The appellants in Wyoming did not appeal from the ruling that trespassing with the purpose or effect of collecting information satisfied the First Amendment, so those parts of the statute will remain in effect. The Ninth Circuit has not yet ruled on the successful challenge to Idaho‘s ag-gag law nor the Fourth Circuit on the unsuccessful challenge to North Carolina’s law.
Given the number of these statutes and the inconsistent results reached by the lower courts to date, a successful cert. petition may be in the works.
For years, animal rights activists have employed various subterfuges to gain access to animal facilities to film or video animal abuses. For example, a reporter will apply for a job at an animal facility and use his/her I-phone to record mistreatment of animals. The adverse publicity generated by these undercover activities has cost many entities millions of dollars and resulted in some bankruptcies.
Several states have enacted so-called “ag gag” laws that attempt in one way or another to limit these underground efforts. These laws typically prohibit film or video of animal or research facilities.
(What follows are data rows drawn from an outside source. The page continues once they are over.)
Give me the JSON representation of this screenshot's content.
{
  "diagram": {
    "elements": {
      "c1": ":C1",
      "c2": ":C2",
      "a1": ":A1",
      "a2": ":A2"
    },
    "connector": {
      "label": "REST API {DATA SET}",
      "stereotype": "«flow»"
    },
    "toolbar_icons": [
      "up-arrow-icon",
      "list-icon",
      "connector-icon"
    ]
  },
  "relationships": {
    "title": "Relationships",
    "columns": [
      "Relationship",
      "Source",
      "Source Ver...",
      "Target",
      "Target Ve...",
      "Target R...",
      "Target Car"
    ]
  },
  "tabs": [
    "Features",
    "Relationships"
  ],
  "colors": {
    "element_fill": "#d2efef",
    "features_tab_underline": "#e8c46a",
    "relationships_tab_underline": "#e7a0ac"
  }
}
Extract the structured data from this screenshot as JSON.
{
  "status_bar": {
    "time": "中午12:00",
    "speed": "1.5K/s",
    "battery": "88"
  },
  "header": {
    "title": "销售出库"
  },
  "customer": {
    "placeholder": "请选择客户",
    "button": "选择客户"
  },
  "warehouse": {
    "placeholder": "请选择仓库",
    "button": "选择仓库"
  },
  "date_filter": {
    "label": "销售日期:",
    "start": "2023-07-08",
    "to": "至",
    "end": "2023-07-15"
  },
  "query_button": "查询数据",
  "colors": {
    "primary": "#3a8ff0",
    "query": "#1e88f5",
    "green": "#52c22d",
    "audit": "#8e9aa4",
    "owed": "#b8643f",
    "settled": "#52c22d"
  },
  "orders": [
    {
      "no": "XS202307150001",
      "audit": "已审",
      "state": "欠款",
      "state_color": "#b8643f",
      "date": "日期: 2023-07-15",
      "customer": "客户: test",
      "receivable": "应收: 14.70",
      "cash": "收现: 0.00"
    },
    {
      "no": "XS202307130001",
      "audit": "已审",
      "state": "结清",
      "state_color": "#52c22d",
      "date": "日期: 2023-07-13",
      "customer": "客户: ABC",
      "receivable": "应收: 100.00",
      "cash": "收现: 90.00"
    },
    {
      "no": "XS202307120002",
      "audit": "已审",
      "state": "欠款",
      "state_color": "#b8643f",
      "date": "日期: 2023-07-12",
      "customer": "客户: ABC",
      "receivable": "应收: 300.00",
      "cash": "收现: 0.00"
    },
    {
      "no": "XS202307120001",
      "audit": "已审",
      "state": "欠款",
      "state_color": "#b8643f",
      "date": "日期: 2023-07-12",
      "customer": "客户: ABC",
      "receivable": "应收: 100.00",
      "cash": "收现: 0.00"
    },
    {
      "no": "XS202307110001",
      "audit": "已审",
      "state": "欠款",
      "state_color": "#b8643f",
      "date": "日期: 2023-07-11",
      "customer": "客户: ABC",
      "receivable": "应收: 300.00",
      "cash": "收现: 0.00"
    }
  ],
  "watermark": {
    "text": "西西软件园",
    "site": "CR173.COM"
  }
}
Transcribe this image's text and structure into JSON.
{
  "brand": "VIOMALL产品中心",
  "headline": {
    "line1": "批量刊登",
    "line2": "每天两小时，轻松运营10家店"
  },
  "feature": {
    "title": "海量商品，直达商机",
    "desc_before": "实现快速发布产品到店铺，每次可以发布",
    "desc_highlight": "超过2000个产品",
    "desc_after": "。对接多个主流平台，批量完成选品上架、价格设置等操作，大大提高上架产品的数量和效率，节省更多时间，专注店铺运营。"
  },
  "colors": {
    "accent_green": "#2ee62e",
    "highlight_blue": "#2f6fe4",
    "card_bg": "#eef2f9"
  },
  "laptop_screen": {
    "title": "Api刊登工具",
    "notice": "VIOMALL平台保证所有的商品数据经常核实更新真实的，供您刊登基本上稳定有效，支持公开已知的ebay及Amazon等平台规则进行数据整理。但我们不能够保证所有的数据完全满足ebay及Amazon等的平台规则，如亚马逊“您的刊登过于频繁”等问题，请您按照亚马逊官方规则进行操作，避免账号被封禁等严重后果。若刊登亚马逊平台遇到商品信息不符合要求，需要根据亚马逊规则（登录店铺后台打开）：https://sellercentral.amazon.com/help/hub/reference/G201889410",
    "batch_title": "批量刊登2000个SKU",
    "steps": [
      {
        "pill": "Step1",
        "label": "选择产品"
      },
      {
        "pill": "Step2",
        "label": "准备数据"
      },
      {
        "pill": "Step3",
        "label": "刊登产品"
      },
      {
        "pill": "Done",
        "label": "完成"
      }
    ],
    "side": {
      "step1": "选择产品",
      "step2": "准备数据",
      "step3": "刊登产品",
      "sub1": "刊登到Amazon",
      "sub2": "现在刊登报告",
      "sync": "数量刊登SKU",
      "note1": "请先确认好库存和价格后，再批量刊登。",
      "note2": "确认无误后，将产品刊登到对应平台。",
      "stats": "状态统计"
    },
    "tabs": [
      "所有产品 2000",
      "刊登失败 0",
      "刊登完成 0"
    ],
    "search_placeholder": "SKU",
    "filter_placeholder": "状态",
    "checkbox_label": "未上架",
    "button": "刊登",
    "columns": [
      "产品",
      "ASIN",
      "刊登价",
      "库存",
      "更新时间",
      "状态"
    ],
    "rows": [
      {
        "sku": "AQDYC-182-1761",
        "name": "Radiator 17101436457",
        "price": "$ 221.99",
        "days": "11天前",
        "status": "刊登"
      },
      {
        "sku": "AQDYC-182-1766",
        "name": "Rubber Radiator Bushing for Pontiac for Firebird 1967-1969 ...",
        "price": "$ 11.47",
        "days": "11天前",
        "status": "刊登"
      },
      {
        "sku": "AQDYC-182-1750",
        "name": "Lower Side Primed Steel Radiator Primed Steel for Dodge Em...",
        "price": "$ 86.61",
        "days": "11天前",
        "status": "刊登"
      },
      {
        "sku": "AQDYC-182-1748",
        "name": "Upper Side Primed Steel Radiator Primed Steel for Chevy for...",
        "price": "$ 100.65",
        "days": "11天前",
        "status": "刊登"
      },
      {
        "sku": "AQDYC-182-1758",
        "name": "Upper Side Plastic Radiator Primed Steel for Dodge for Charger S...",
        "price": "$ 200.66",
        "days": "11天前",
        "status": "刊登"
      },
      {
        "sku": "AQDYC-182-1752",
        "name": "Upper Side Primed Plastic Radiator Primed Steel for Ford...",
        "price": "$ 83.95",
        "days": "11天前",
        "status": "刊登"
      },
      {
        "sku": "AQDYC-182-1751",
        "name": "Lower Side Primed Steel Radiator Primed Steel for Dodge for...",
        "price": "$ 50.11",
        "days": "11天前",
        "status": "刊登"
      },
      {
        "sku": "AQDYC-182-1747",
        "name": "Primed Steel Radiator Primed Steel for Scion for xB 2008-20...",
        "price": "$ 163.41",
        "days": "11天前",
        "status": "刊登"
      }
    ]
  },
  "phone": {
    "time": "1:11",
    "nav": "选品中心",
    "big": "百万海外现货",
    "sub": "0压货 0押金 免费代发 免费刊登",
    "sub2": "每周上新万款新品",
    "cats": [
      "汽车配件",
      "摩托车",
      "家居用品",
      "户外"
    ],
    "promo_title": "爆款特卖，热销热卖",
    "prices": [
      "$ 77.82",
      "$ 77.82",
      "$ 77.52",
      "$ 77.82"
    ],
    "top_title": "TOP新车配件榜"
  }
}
Others prohibit submitting a false employment application as a means of gaining access to such facilities. These laws have met with varying results in court.
Idaho was the first state to enact a modern ag gag law in 2014, following release of a video demonstrating animal abuse at a dairy. The statute creates a new crime: interference with agricultural production. Such interference consists of:
- Entry into an agricultural facility by force, threat, misrepresentation or trespass.
- Acquisition of records of such a facility by force, threat, misrepresentation or trespass.
- Obtaining employment in such a facility by force, threat, misrepresentation or trespass, with intent to injure the facility’s operations.
- Making audio or video recordings of the operations of such a facility without consent.
- Intentionally causing injury to the facility, its operations or its property.
Violation is a felony punishable by a year in jail. In addition, the statute provides a private right of action to recover twice the economic injury sustained by the facility.
The Animal Legal Defense Fund sued to enjoin the statute, arguing that it violated both the First Amendment and equal protection. The District Court agreed with both arguments. It rejected the State’s argument that the First Amendment does not protect false statements. The correct rule, the Court held, is that it does not protect false statements that cause legally cognizable harm. Here, false statements to obtain employment or access do not cause material harm. Disclosure of animal mistreatment may cause material harm, but that is not the direct product of the alleged misrepresentations. The false statements actually serve First Amendment values by exposing misconduct and fostering public debate. Continue Reading “Ag Gag” Laws